**WORK ORDER**
The response should contain all of the data below, reproduced exactly, and no pictures.

*** MATERIAL PROVIDED ***

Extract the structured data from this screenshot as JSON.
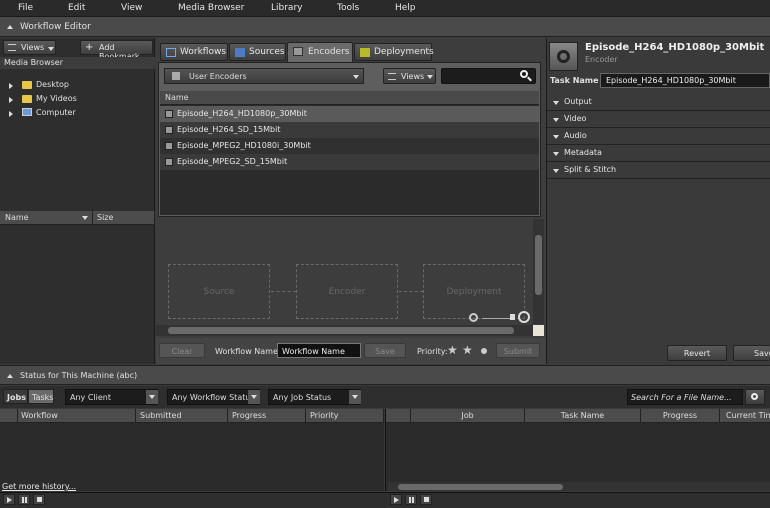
{
  "menu": [
    "File",
    "Edit",
    "View",
    "Media Browser",
    "Library",
    "Tools",
    "Help"
  ],
  "window_title": "Workflow Editor",
  "left": {
    "views_label": "Views",
    "add_bookmark_label": "Add Bookmark",
    "media_browser_label": "Media Browser",
    "tree": [
      "Desktop",
      "My Videos",
      "Computer"
    ],
    "col_name": "Name",
    "col_size": "Size"
  },
  "tabs": [
    "Workflows",
    "Sources",
    "Encoders",
    "Deployments"
  ],
  "encoders": {
    "dropdown_value": "User Encoders",
    "views_label": "Views",
    "col_name": "Name",
    "items": [
      "Episode_H264_HD1080p_30Mbit",
      "Episode_H264_SD_15Mbit",
      "Episode_MPEG2_HD1080i_30Mbit",
      "Episode_MPEG2_SD_15Mbit"
    ]
  },
  "canvas": {
    "boxes": [
      "Source",
      "Encoder",
      "Deployment"
    ]
  },
  "bottom_toolbar": {
    "clear_label": "Clear",
    "workflow_name_label": "Workflow Name:",
    "workflow_name_value": "Workflow Name",
    "save_label": "Save",
    "priority_label": "Priority:",
    "submit_label": "Submit"
  },
  "inspector": {
    "title": "Episode_H264_HD1080p_30Mbit",
    "subtitle": "Encoder",
    "task_name_label": "Task Name",
    "task_name_value": "Episode_H264_HD1080p_30Mbit",
    "sections": [
      "Output",
      "Video",
      "Audio",
      "Metadata",
      "Split & Stitch"
    ],
    "revert_label": "Revert",
    "save_label": "Save"
  },
  "status": {
    "title": "Status for This Machine (abc)",
    "jobs_tab": "Jobs",
    "tasks_tab": "Tasks",
    "filter_client": "Any Client",
    "filter_workflow": "Any Workflow Status",
    "filter_job": "Any Job Status",
    "search_placeholder": "Search For a File Name...",
    "left_cols": [
      "Workflow",
      "Submitted",
      "Progress",
      "Priority"
    ],
    "right_cols": [
      "Job",
      "Task Name",
      "Progress",
      "Current Time"
    ],
    "more_history": "Get more history..."
  },
  "colors": {
    "selected_row": "#5a5a5a",
    "active_tab": "#6a6a6a"
  }
}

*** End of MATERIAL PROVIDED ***

**RESPONSE TO THIS TASK**
Extract the structured data from this screenshot as JSON.
{
  "menu": [
    "File",
    "Edit",
    "View",
    "Media Browser",
    "Library",
    "Tools",
    "Help"
  ],
  "window_title": "Workflow Editor",
  "left": {
    "views_label": "Views",
    "add_bookmark_label": "Add Bookmark",
    "media_browser_label": "Media Browser",
    "tree": [
      "Desktop",
      "My Videos",
      "Computer"
    ],
    "col_name": "Name",
    "col_size": "Size"
  },
  "tabs": [
    "Workflows",
    "Sources",
    "Encoders",
    "Deployments"
  ],
  "encoders": {
    "dropdown_value": "User Encoders",
    "views_label": "Views",
    "col_name": "Name",
    "items": [
      "Episode_H264_HD1080p_30Mbit",
      "Episode_H264_SD_15Mbit",
      "Episode_MPEG2_HD1080i_30Mbit",
      "Episode_MPEG2_SD_15Mbit"
    ]
  },
  "canvas": {
    "boxes": [
      "Source",
      "Encoder",
      "Deployment"
    ]
  },
  "bottom_toolbar": {
    "clear_label": "Clear",
    "workflow_name_label": "Workflow Name:",
    "workflow_name_value": "Workflow Name",
    "save_label": "Save",
    "priority_label": "Priority:",
    "submit_label": "Submit"
  },
  "inspector": {
    "title": "Episode_H264_HD1080p_30Mbit",
    "subtitle": "Encoder",
    "task_name_label": "Task Name",
    "task_name_value": "Episode_H264_HD1080p_30Mbit",
    "sections": [
      "Output",
      "Video",
      "Audio",
      "Metadata",
      "Split & Stitch"
    ],
    "revert_label": "Revert",
    "save_label": "Save"
  },
  "status": {
    "title": "Status for This Machine (abc)",
    "jobs_tab": "Jobs",
    "tasks_tab": "Tasks",
    "filter_client": "Any Client",
    "filter_workflow": "Any Workflow Status",
    "filter_job": "Any Job Status",
    "search_placeholder": "Search For a File Name...",
    "left_cols": [
      "Workflow",
      "Submitted",
      "Progress",
      "Priority"
    ],
    "right_cols": [
      "Job",
      "Task Name",
      "Progress",
      "Current Time"
    ],
    "more_history": "Get more history..."
  },
  "colors": {
    "selected_row": "#5a5a5a",
    "active_tab": "#6a6a6a"
  }
}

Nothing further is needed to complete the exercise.